Commissioner Yu Lwin Aung said he has passed Aung Soe Htike’s case to the home affairs ministry, which oversees the police force, with a recommendation that they take action against the officers involved. The ministry’s spokesperson could not be reached for comment.

But Aung Soe Htike said there has been little progress, and is not confident an internal investigation will deliver justice.

Daw Aye is still waiting for answers after her son, Aung Aung, died in police custody in September last year.

When she visited him in prison before his court hearing, she told VOA, he recounted officers kicking him in the chest and back and Tasering him during interrogation.

Police
Activists gather at a rally, calling for the release of imprisoned Reuters journalists Wa Lone and Kyaw Soe Oo, one year after they were arrested, in Yangon, Myanmar, Dec.12, 2018. (VOA)

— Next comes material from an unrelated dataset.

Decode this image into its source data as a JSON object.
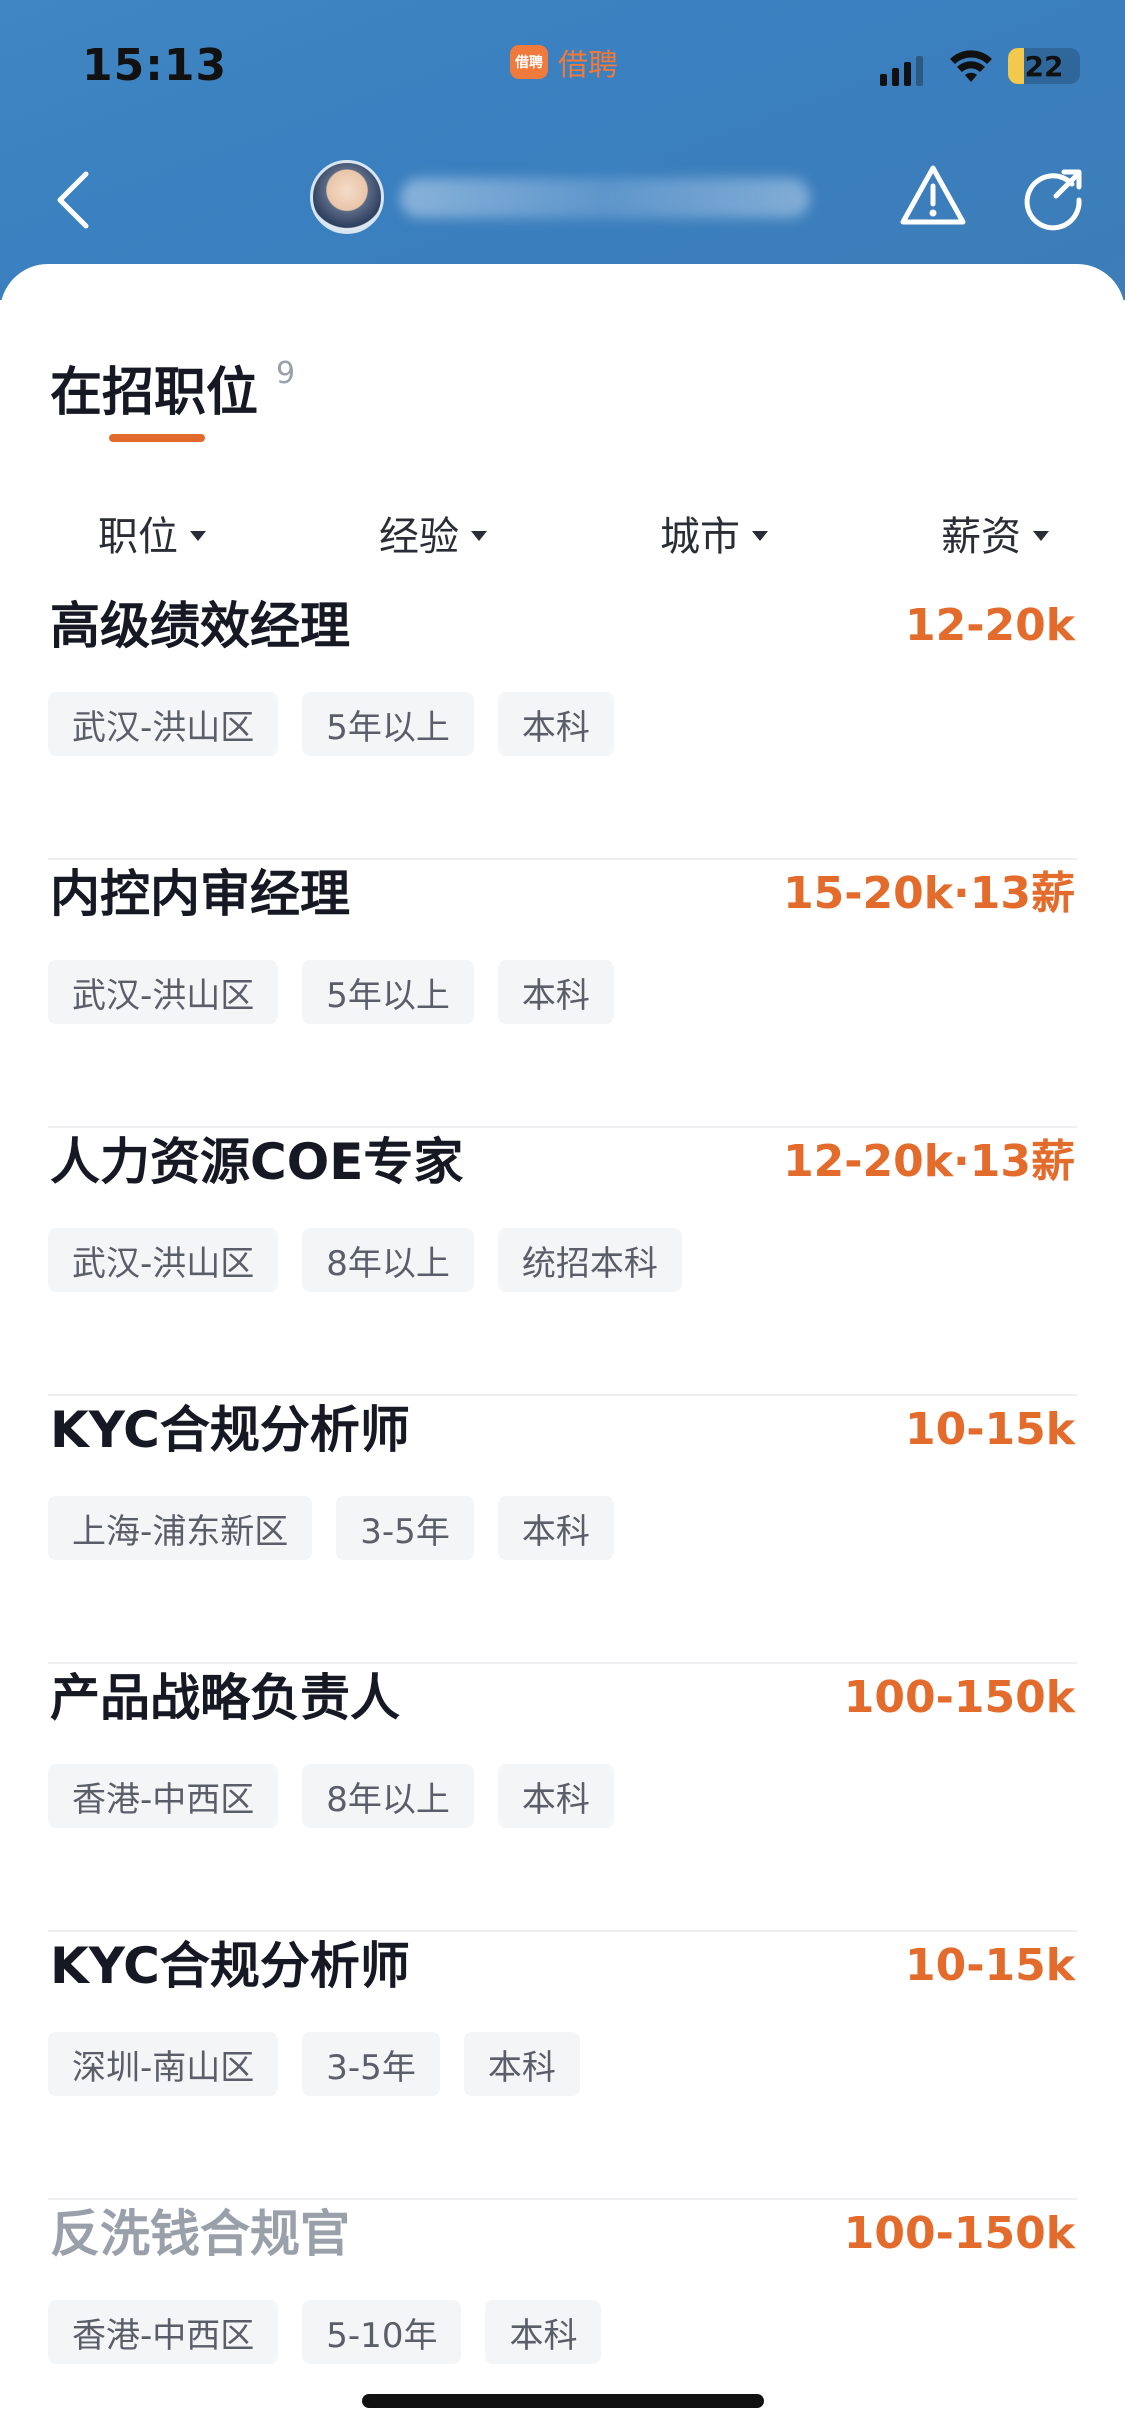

He was arrested on suspicion of stealing a car battery, a crime she says he was innocent of. Then as he emerged from a police van at court two weeks later, he collapsed and was dead within hours.

Yu Lwin Aung said the human rights commission has referred this case to the home affairs ministry but has yet to receive a response.

It’s a similar story for Tin Tin Aye, who said she watched as a group of police beat her son, Khaing Min Wai, when they arrested him in June.

They took him to a police station, and the next morning she saw his dead body at the hospital, with marks and cuts on his face, she told VOA.

Mon Mon Cho, a lawyer who is advising Tin Tin Aye, said accountability is key to preventing more cases like this in the future.

“The government must take action against these violent people,” she said.

Even though a civilian government came to power for the first time in decades following a huge electoral victory in 2015, the country’s military-drafted constitution still puts the generals in charge of three key ministries, including home affairs.

Journalists appeal got rejected
Reuters journalists Wa Lone, left, and Kyaw Soe Oo, who are based in Myanmar, pose for a picture at the Reuters office in Yangon, Myanmar, Dec. 11, 2017. (VOA)

For Aung Soe Htike, ending the military’s grip on the police is key to tackling a culture of violence and impunity. Until that happens, efforts to train officers in human rights will fall flat, he said.

Also Read: 1,700 Child Soldiers Reunite With Their Parents In Myanmar

The European Union is spending 30 million euros on a five-year project launched in 2016 to help Myanmar’s police become a “modern” force that “adheres to international standards, respects human rights and maintains gender awareness.”

But Aung Soe Htike said, “It doesn’t matter how much money the EU spends on them, it won’t make a difference unless the Myanmar Police Force is separated from the military.” (VOA)